In a 2001 policy statement the Indiana Department of Education laid forth reasons why Indiana should remain one of only 10 states that force their school children to pay fees for mandatory textbooks. In other words, their conclusion was that the vast majority of states must be doing it the wrong way.
At the time the policy statement was issued, the Indiana General Assembly was considering a measure to pay for all mandatory textbook fees with tax dollars. But the DOE nixed that idea.
The biggest reason cited for not supporting tax-funded textbooks was the cost. In 2000 Indiana’s expenditure for school textbooks to low-income families exceeded $16 million. The DOE estimate was that if textbooks were supplied free to all one million Hoosier students the cost would skyrocket to $74 million, and would continue to escalate every year due to inflation.
But in the big scheme of state expenditures, the difference between 16 and 74 million is not that crucial. It might be if the new expense were for something inconsequential, but the education of Indiana’s school children is of the utmost importance and should never be the target of penny-pinching.
A DOE survey that led up to the policy statement showed that, in many states that have no textbook rental, books were sometimes 10 years old and in poor shape. The study also found that not every student had access to some textbooks.
Although that might be true, it doesn’t have to be. It’s a matter of proper implementation of policy. In states that allow their textbooks to become antiquated or that purchase less-than-adequate supplies of books, the effort should focus on improving their funding formulas. It’s a problem that doesn’t have to happen in Indiana.
Another concern by the DOE is that in states where students receive their textbooks for free, they are less likely to take care of them. As a teacher myself, I know that students in Indiana don’t always take care of their textbooks either. And regardless of whether the books are paid for by parents or by taxpayers in general, students who lose or abuse their textbooks are still charged for the damage. It’s a non-issue.
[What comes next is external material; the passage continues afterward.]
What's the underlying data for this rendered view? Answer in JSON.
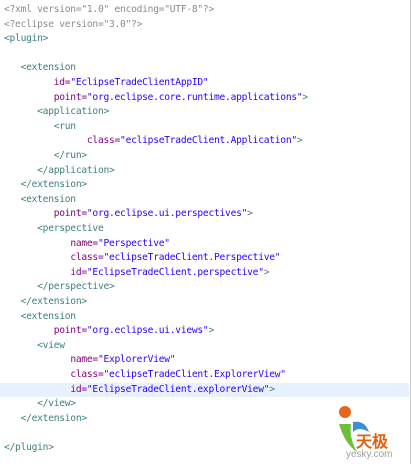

The 2000 survey showed that four states paid for textbooks from state funds. The remaining states without rental fees paid for books with a combination of state and local funding. And even in some of the 10 states that have rental fees for textbooks, the state chips in a little so the parent doesn’t have to foot the entire bill.
But in Indiana, the onus is entirely on the parents. And that is bad policy.
Taxpayers who do not have children may complain that they should not have to help to pay for books for other people’s children. But they are paying for the tuition. The state constitution mandates a free education for all children because the framers recognized that educating our children is important for all of society.
A well-educated public is a public that enjoys a higher standard of living, less crime, and longer life expectancies. If the state mandates that all children be educated at state expense, it only makes sense that it should also pay for textbooks that are mandatory to achieving that education.